February 6, 1993 — see The Complete Peanuts 1991-1994
When Picture Post published “Back to the Middle Ages” November 26th 1938, the magazine was less than two months old. Launched on October 1st, it was from the very beginning staunchly anti-fascist, thanks to the editorship of Stefan Lorant, an Hungarian refugee who had been previously imprisoned by the Nazis in Munich.
Situations had gotten worse in Germany that November. An assassination of a German diplomat in Paris provided the Nazis with the pretext for the Kristallnacht, an antisemitic pogrom. To cover the event, Lorant thought he should juxtaposed the faces of the Nazi leadership alongside those of the writers, actors and scientists they were persecuting.
Four central figures loomed large above the headlines, three still well-known, one less so. Alongside Hitler, Goebbels, and Goering was Julius Streicher whose newspaper Der Stürmer was the centerpiece of the Nazi propaganda. A former schoolmaster who was expelled from his profession, Streicher was anti-Semitic, almost to a comical degree: he wrote anti-Semitic books for children, and frequently repeated the medieval accusation that Jews killed Christian children to make matzoh. An early practitioner of what you would today call ‘Fake News’, Streicher argued that since his articles were based on race, not religion, they were protected by the German constitution.
When Picture Post went to press, Streicher was at the height of his noxious power: at Nuremberg, where he was the local Nazi party chief, he was treated almost as an absolute monarch. During Kristallnacht, he ordered his followers to sack the Great Synagogue of the city. But Kristallnacht also proved to be his downfall: he was accused of keeping Jewish property seized after Kristallnacht in November 1938, and his enemies within the Nazi party hierarchy — especially Goering whose daughter he once accused of being conceived by artificial insemination — were all to glad to denounce him. Hitler also grew tired of Streicher’s hysterical tirades, and would travel to Nuremberg only in secret, in order to avoid having to dine with Streicher.
In 1940, Streicher was finally stripped of his party offices, although his paper continued publishing until the war’s end. But Der Stürmer, like its publisher, itself limped into the 1940s. Once its pages were full of denunciations of Germans who were friendly to Jews or patrons of Jewish businesses, and exaggerated stories about misconduct and crimes by Jews, but as deportation of Jews intensified and Jewish life all but disappeared across Germany, there was little material for the paper. After 1940, this was literally true as paper restrictions were imposed on Der Stürmer.
The photo on page 19 read: Humanity at its Lowest. Young Nazis look on smiling while Elderly Jews are forced to scrub Vienna streets. On the back of this picture, the agency circulating it had felt it necessary to print: “Under no circumstances whatsoever may the source from which this picture was obtained, be revealed.”
Better late than never.

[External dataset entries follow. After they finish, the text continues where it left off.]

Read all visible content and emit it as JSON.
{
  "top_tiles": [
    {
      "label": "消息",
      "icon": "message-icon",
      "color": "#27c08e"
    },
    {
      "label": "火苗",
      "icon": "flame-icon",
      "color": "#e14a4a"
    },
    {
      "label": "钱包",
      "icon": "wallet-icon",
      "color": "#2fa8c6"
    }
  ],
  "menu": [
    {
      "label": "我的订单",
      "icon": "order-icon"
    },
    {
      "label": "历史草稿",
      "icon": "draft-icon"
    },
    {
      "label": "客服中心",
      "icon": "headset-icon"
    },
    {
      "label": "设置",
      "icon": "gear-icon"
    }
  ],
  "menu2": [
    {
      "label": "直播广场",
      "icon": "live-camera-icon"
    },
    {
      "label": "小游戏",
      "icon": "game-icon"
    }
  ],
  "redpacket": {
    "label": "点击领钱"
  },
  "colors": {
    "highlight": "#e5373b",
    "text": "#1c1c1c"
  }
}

LGBT Valentine’s Day Cards
One of the most attractive features of cats is that contentment is their default state. Unlike human beings – particularly of the modern variety – they do not spend their days in laborious pursuit of a fantasy of happiness. They are comfortable with themselves and their lives, and remain in that condition for as long as they are not threatened. When they are not eating or sleeping, they pass the time exploring and playing, never asking for reasons to live. Life itself is enough for them.
If there are people who can’t stand cats – and it seems there are many – one reason may be envy.
Gray, a renowned cultural and historical pessimist, also offers a critique of those thinkers who promote mass feline genocide, so at this point you may be wondering why he titled his book Straw Dogs. Here is the review. Here is Abigail Tucker’s very good cat book, The Lion in the Living Room: How House Cats Tamed Us and Took Over the World.
Among its other improbabilities, 2016-2017 offers John Gray writing a positive review of Ross Douthat’s wife’s cat book. What will be next?